Topical Seminar on Public Spheres


скриншот 2.jpgскриншот 1.jpgDr. Katja Lehtisaari elaborated on the topic of local public spheres in the Global North. The scholar delved into the concept of public sphere, and argued for the need to study local journalism and local public sphere. This area appears to be under-researched, however, the role of local news is increasingly important. The researcher went on to focus on hyperlocal media that are representing an intertwining practice located between professional media and personal blogging on social media.

While discussing hyperlocal public spheres, Dr. Lehtisaari presented the results of two researches. The first one conducted jointly with her Finnish colleagues Jaana Hujanen, Carl-Gustav Linden & Mikko Gronlund studies hyperlocal initiatives as part of evolving local media ecosystems in Finland. The second study was developed by Dr. Lehtisaari together with her international colleagues Lottie Jangdal, Olga Dovbysh, and Jaana Hujanen. It examines how the aims, perceptions and practices of hyperlocal media vary in three countries of the Global North—Sweden, Finland and Russia. Scholars identified certain similarities – for instance, there are three civic roles of hyperlocal media for all three countries: information provider, community builder, and civic mediator. At the same time, the perceptions of civic roles vary according to the countries’ changing media spheres and different political regimes.

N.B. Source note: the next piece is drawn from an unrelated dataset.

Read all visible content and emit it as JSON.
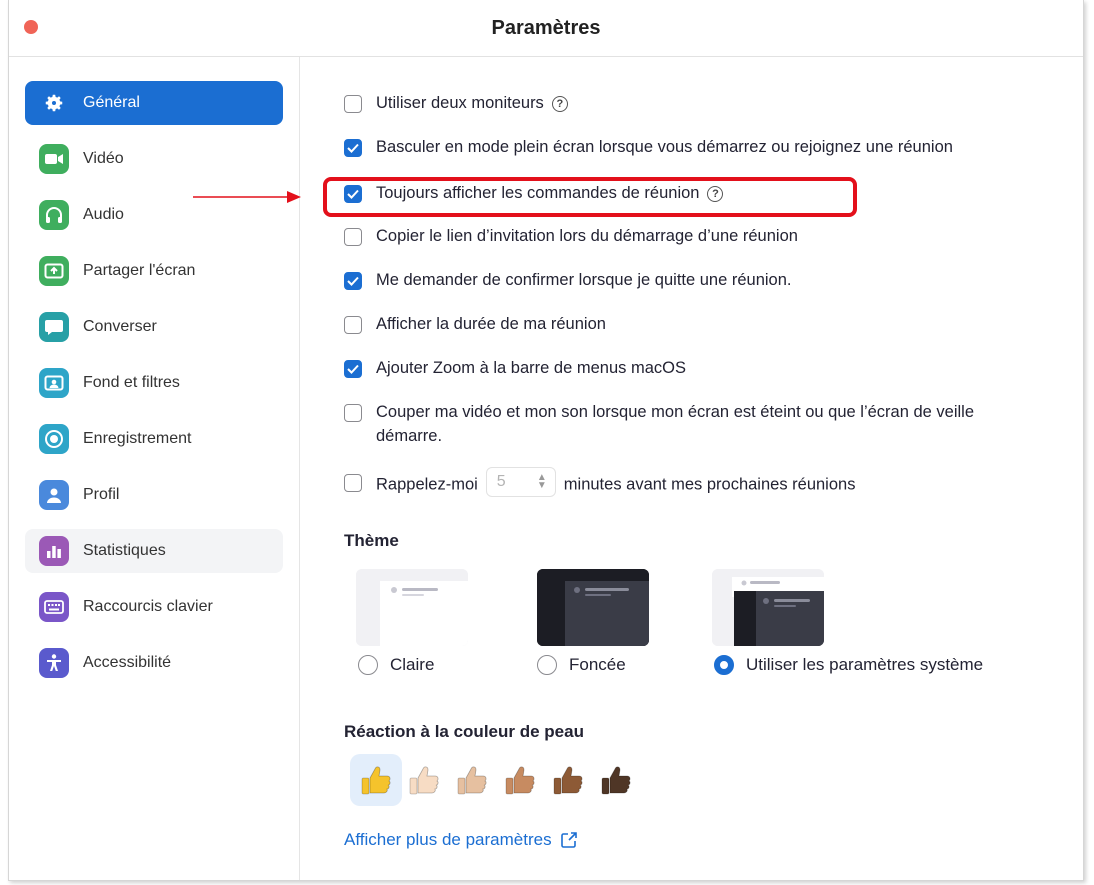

The researcher outlined the next step in research marked by a new project aimed at studying local information sources for Covid-19 pandemic in Finland. The scholars working on the project explore the role of different information providers in the local media eco-system. Dr. Anastasia Grusha considered the issue in the Russian context with regard to the pandemic-related topics. The scholar examined different phases of communication on Covid-19 in Russia, and focused on the level of institutional trust and how it affects the gravity of the pandemic situation.

Dr. Grusha looked into how communication on Covid was maintained in the public spheres. She mentioned that communication on Covid-19 is multiplied on social media, which pay twice as much attention as traditional media to this topic. The researcher went on to identify the obstacles to effective communication on Covid-19. These include the general low level of trust in the authorities, especially among young people; irrational health behaviour; political polarization of social groups and its impact on their media consumption and attitude to the pandemic.

Topical seminar is a project launched by the Faculty of Journalism in the spring semester of 2021, which has already garnered attention of Russian and international researchers in media, communications and journalism. The idea behind is to organize a platform for sharing valuable insights and results of the latest research in this sphere of studies. The event is of utmost importance both for the integration of national research studies into international academic environment, and for the conceptualization of distinctive features of Russian media studies. Topical seminars are held online on the first Tuesday of every month and are available for any listener registered in advance.